Have Lots of Insurance
The selling of insurance is the biggest scam since snake oil during the California gold rush. The product is awesome but the way it is sold is the capital of Dodge. There are good reasons for this. No one likes to buy insurance. It is not an impulse buy. No one is filled with joy and satisfaction when the policy on their car needs to be renewed. We don't want insurance but we know that we need it. It is prudent to transfer specific risks to a third party, but prudent does not sell. Insurance companies know their product is unsexy. They, therefore, need to inject it full of collagen and silicone and dress it up in an underwire bra and leather mini skirt. The job of selling insurance is as attractive as sitting in a toll booth in the middle of a dark tunnel surrounded by incontinent bats.

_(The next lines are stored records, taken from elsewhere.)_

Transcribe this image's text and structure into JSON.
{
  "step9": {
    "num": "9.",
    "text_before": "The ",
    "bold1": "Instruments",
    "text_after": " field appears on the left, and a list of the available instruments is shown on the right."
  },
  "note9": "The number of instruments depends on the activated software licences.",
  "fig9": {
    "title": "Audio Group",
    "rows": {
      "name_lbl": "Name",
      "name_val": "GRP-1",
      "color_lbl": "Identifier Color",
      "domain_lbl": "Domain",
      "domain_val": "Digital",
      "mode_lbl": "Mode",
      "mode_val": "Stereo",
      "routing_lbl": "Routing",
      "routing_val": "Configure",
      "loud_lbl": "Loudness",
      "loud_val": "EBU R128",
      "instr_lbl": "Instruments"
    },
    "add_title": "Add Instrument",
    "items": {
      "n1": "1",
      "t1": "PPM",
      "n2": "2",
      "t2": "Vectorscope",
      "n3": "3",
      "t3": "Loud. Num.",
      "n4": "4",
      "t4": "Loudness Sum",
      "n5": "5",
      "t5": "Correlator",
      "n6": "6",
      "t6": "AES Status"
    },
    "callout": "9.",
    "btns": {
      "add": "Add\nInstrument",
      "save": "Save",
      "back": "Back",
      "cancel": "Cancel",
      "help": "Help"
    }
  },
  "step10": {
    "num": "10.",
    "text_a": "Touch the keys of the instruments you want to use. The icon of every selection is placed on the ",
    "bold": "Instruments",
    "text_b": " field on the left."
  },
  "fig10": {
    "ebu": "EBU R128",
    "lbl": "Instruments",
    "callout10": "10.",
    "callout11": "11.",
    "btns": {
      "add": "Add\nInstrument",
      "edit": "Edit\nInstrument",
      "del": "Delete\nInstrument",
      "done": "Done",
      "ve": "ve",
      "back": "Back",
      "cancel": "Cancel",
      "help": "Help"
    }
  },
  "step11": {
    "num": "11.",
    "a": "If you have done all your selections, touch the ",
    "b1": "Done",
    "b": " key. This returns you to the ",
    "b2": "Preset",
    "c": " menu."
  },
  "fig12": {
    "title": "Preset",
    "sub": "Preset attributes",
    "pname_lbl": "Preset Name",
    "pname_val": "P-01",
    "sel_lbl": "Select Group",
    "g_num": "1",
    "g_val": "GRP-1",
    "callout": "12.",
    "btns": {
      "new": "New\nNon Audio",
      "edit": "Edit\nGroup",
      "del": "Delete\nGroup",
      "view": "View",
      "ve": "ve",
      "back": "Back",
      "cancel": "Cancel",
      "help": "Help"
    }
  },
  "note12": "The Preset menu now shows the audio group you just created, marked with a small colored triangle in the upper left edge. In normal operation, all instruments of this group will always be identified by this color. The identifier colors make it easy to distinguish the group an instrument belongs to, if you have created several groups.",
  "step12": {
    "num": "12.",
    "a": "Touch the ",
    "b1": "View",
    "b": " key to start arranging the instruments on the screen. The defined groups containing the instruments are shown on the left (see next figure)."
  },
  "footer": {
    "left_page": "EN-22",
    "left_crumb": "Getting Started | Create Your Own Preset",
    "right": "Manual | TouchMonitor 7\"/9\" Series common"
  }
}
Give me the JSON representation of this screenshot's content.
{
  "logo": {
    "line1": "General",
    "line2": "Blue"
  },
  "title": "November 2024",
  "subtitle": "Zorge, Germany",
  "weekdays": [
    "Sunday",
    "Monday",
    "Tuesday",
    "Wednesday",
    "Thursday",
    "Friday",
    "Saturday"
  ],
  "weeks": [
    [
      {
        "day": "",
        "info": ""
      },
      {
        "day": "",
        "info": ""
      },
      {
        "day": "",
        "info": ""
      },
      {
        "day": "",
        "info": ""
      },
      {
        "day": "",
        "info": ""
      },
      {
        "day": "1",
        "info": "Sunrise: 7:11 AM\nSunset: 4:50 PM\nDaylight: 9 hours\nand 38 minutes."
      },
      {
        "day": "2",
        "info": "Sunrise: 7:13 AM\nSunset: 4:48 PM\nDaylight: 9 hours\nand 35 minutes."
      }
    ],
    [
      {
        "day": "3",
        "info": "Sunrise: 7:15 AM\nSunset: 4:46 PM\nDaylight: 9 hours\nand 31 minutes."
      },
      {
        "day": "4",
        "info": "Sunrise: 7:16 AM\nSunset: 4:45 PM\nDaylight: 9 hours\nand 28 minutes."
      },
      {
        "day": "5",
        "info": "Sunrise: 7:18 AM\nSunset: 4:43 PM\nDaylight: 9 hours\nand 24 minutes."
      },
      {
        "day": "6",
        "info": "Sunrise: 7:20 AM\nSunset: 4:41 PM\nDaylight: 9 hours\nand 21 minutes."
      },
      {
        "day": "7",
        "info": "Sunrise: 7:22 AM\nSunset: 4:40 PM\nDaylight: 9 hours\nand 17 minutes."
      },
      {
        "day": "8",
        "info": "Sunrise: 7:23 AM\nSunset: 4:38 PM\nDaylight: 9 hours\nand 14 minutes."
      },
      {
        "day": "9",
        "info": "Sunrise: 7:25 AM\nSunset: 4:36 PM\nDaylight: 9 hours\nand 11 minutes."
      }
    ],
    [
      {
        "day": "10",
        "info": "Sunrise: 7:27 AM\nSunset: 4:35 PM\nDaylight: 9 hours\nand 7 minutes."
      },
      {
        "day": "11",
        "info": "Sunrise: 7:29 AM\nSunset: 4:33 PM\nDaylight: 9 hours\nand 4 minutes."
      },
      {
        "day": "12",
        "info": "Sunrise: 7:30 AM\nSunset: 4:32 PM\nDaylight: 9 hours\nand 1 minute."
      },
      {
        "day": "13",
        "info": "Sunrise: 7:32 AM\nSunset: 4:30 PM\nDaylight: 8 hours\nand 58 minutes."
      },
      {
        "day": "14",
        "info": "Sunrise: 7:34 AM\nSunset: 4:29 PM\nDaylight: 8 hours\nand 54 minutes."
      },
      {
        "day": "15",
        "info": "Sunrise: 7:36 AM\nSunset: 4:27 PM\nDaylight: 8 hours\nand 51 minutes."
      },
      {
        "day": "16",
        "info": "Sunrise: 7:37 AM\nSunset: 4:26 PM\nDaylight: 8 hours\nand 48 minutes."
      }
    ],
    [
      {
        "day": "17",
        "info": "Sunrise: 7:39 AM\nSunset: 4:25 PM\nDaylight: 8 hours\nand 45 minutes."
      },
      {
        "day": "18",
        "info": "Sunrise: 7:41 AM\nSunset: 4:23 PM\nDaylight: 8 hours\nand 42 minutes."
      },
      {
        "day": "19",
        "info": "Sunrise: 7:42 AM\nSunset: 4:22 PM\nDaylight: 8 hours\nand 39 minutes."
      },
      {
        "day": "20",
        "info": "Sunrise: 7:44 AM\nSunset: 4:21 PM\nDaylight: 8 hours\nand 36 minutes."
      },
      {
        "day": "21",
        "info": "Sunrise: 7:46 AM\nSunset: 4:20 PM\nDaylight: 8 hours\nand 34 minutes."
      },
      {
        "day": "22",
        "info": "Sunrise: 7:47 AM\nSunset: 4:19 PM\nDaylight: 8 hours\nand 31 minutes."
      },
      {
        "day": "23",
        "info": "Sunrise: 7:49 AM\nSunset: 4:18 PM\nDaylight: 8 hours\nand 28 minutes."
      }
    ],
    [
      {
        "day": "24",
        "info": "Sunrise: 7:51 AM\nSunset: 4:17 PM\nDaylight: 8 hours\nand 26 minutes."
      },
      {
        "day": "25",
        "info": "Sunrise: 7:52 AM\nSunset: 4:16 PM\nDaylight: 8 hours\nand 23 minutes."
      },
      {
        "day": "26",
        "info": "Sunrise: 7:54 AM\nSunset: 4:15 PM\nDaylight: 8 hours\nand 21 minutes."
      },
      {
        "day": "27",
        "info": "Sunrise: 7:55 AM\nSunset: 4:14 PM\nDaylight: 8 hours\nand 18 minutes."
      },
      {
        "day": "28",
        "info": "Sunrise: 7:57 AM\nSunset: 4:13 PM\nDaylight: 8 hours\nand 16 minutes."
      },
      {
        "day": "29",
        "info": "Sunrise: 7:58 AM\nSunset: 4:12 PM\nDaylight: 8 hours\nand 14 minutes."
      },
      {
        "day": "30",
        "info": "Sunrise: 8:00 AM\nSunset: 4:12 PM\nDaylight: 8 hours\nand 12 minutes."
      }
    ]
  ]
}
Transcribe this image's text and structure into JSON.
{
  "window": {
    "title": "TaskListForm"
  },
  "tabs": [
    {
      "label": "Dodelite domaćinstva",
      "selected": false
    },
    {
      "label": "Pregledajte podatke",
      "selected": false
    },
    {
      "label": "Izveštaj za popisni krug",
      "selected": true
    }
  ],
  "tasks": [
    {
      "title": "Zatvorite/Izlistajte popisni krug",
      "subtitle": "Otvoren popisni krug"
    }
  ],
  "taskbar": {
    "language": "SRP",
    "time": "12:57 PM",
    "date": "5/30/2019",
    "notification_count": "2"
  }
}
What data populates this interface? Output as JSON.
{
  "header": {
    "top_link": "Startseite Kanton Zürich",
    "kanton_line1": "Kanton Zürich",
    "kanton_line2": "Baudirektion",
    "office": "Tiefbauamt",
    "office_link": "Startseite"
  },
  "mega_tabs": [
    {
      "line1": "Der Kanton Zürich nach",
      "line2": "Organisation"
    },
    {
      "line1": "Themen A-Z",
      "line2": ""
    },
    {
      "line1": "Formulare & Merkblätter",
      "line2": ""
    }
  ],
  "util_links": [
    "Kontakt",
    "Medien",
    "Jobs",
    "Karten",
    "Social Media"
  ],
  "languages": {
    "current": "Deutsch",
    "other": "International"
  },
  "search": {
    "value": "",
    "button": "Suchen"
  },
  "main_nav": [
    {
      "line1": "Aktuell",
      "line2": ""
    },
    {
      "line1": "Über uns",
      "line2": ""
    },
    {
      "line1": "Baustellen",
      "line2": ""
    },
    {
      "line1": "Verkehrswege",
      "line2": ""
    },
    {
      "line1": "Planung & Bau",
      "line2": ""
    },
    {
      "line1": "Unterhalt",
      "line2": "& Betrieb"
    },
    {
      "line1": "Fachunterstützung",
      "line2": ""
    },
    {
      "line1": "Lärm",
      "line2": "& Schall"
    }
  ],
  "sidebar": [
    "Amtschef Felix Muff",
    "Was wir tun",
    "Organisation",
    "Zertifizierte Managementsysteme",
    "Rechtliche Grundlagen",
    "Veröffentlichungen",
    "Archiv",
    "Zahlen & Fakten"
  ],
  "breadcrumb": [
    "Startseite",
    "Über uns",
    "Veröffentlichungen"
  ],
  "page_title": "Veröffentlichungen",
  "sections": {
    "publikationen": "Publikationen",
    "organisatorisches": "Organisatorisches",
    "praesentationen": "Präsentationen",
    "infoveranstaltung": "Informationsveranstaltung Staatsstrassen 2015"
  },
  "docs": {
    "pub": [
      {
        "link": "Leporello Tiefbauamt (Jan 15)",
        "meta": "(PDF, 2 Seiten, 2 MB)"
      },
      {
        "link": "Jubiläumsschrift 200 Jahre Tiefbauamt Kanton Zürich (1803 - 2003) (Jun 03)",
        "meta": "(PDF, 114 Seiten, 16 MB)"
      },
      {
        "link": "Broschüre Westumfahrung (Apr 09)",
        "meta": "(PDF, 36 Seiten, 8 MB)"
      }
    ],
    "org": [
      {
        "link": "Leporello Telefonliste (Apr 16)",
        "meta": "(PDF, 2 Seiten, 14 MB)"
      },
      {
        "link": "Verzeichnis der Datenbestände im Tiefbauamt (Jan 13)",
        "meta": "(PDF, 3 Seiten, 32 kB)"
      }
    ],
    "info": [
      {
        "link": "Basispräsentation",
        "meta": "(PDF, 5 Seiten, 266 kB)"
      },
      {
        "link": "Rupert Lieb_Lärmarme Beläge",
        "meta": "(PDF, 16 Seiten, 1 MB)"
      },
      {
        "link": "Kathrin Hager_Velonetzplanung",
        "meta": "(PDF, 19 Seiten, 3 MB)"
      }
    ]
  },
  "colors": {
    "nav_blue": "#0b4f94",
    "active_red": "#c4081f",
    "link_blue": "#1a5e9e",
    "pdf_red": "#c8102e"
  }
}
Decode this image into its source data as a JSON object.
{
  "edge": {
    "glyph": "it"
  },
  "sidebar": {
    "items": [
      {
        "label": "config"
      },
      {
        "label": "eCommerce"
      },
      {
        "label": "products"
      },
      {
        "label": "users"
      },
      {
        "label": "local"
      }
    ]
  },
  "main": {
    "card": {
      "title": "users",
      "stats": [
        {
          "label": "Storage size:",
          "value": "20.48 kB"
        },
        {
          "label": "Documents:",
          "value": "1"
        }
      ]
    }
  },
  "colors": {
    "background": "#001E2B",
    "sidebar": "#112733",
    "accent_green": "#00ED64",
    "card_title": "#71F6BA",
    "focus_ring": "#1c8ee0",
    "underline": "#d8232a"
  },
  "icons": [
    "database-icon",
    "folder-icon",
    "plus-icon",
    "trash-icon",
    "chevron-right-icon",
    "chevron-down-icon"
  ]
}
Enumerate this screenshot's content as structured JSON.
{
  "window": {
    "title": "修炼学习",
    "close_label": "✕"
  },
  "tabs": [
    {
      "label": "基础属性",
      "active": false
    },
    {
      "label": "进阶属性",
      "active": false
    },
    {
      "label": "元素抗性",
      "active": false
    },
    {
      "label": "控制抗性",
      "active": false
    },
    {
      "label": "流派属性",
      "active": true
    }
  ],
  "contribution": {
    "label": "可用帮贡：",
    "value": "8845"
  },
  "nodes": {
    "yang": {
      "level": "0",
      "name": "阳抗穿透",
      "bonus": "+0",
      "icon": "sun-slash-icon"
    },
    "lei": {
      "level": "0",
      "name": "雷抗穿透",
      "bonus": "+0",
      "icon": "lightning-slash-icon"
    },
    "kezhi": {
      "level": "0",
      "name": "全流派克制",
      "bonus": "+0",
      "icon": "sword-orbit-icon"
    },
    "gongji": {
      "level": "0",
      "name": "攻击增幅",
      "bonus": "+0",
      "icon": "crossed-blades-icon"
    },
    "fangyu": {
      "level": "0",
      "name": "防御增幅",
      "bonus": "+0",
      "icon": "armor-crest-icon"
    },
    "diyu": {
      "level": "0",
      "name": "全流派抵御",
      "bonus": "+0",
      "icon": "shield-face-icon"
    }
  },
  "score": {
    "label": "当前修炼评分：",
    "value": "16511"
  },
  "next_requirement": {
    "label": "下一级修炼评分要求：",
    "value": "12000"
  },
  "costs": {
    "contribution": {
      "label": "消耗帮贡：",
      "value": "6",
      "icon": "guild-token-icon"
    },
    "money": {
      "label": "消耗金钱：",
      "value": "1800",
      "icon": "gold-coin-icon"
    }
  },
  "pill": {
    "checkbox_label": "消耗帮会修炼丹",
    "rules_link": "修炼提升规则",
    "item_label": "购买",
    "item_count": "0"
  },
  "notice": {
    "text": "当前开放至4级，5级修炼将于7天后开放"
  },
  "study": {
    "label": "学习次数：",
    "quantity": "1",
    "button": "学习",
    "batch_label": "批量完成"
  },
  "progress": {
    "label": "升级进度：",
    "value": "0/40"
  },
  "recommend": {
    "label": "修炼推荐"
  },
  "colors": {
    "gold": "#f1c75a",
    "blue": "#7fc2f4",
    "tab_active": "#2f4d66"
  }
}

To sweeten the deal, insurance companies need to incentivize these salespeople. I have friends who sell insurance. They spend half their time traveling to exotic locations to attend insurance "conventions". All expenses are paid by the insurance companies. We are talking about three to four trips a year to ski in the Swiss Alps, desert camps in Dubai, island hopping in the Mediterranean on private yachts, and private game reserves in the Serengeti.
Now that I have had my little tantrum about how insurance is sold, let me reiterate that insurance is awesome and you should have lots of it. In the previous thought, I said that risk is good and you should embrace it and give it a big wet open-mouthed kiss. However, let me clarify this. I am talking specifically about investment risk. Also, I am not saying that you should take risks just for the sake of taking risks. You take risks when the odds are in your favor and the way you know that the odds are in your favor is through education and research.
You also need to think of risk in terms of potential return. If an investment opportunity presents 3 points of risk and 10 points of return, then you want to go all-in – you want to sell the house, the wife, the kids, and the pets and fill your boots. If an investment presents 3 points of risk and 2 points of return, you want to run for the hills.
Lets now bring this back to insurance. Let's say that you buy a $50,000 car. Let's assume that insurance on that car costs $1,000 per annum. At this point, you can do one of two things – you can decide to insure the car or your car decide not to insure the car. Lets now look at the risk-return relationship. Your risk is that some scumbags will take a shining to your new automobile and decide to steal it. That event would result in the realization of a $50,000 loss. You can eliminate this risk by spending $1,000 on insurance. By spending $1,000, you can avoid a $50,000 loss. This is an absolute no brainer. You need to have car, medical, life and as many other insurances as possible.
Having said this, do your homework when you buy insurance. Let me give you a quick crash course in insurance.
An insurance policy pays a determinable amount of money in the event of a certain event taking place such as wrapping your brand new Ferrari around a telephone pole. The premium of this policy will depend on several factors. One will be the probability of wrapping the aforesaid motor vehicle around that pole. The more volatile the underlying asset, the higher the probability of that insurable event taking place. Insurance companies do not want men with small phalluses to claim the damages for wrapping Italian sports cars around telecommunication equipment. You may have noticed that I change the wording on the Ferrari. I did not say that insurance companies do not want drivers to crash. I said that they do not want drivers to CLAIM. There is a subtle difference.
In 2010, in Mexico, a car insurance company released a marketing campaign with the following message. The byline of the campaign was that the client could tell the insurance company how much they wanted to pay in premium. The insurance company would then design a policy for them. I thought this was marvelous. I gave them a call and said that I was prepared to pay 1 peso in premium. They asked me how much my car was worth, I said 300,000 pesos. They offered me a policy with a deductible of 299,000 – the value of the car minus the 1 peso I was prepared to pay. The higher the deductible on the policy, the lower the probability I will submit a claim. For example, my deductible would have been 299,000. Back to my Ferrari example, assume the deductible is 50,000 pesos. I bump the car against a concrete wall after one too many beers down at the pub with the boys. The damage is 20,000 pesos. That loss is for my account because it is below the deductible. You need to pay very special attention to the amount of the deductible.
In many policies, this deductible is either expressed in monetary terms or as a percentage of the insured asset. For example, let us go back to the $50,000 car. Assume the excess is 5% which is $2,500. Assume now you ram the car into a tree and the damage is $3,000. The first $2,500 worth of damage (the excess or deductible) is for your account and the insurance company will pay the rest ($500). The rule of insurance is quite straightforward – the higher the excess or deductible the lower the insurance premium and vice versa. When you buy insurance, you are well-advised to take the time to read the small print.